> **About this task**:
Set down each line of the data below exactly.

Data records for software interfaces
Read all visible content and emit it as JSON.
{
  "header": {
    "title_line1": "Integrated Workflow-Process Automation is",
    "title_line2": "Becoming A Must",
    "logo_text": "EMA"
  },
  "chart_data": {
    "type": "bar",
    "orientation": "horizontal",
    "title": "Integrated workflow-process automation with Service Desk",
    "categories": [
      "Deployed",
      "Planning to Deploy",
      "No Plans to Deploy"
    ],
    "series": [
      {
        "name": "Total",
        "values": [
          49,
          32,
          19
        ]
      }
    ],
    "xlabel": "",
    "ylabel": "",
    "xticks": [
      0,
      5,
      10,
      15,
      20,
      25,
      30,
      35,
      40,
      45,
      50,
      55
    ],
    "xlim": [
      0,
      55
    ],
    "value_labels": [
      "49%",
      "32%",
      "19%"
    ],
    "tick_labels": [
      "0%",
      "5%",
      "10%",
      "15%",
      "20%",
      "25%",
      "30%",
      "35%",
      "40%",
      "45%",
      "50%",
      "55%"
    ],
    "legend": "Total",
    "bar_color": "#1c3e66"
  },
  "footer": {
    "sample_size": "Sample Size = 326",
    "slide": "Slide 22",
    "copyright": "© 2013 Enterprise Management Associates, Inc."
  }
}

> **Written answer**:
Read all visible content and emit it as JSON.
{
  "header": {
    "title_line1": "Integrated Workflow-Process Automation is",
    "title_line2": "Becoming A Must",
    "logo_text": "EMA"
  },
  "chart_data": {
    "type": "bar",
    "orientation": "horizontal",
    "title": "Integrated workflow-process automation with Service Desk",
    "categories": [
      "Deployed",
      "Planning to Deploy",
      "No Plans to Deploy"
    ],
    "series": [
      {
        "name": "Total",
        "values": [
          49,
          32,
          19
        ]
      }
    ],
    "xlabel": "",
    "ylabel": "",
    "xticks": [
      0,
      5,
      10,
      15,
      20,
      25,
      30,
      35,
      40,
      45,
      50,
      55
    ],
    "xlim": [
      0,
      55
    ],
    "value_labels": [
      "49%",
      "32%",
      "19%"
    ],
    "tick_labels": [
      "0%",
      "5%",
      "10%",
      "15%",
      "20%",
      "25%",
      "30%",
      "35%",
      "40%",
      "45%",
      "50%",
      "55%"
    ],
    "legend": "Total",
    "bar_color": "#1c3e66"
  },
  "footer": {
    "sample_size": "Sample Size = 326",
    "slide": "Slide 22",
    "copyright": "© 2013 Enterprise Management Associates, Inc."
  }
}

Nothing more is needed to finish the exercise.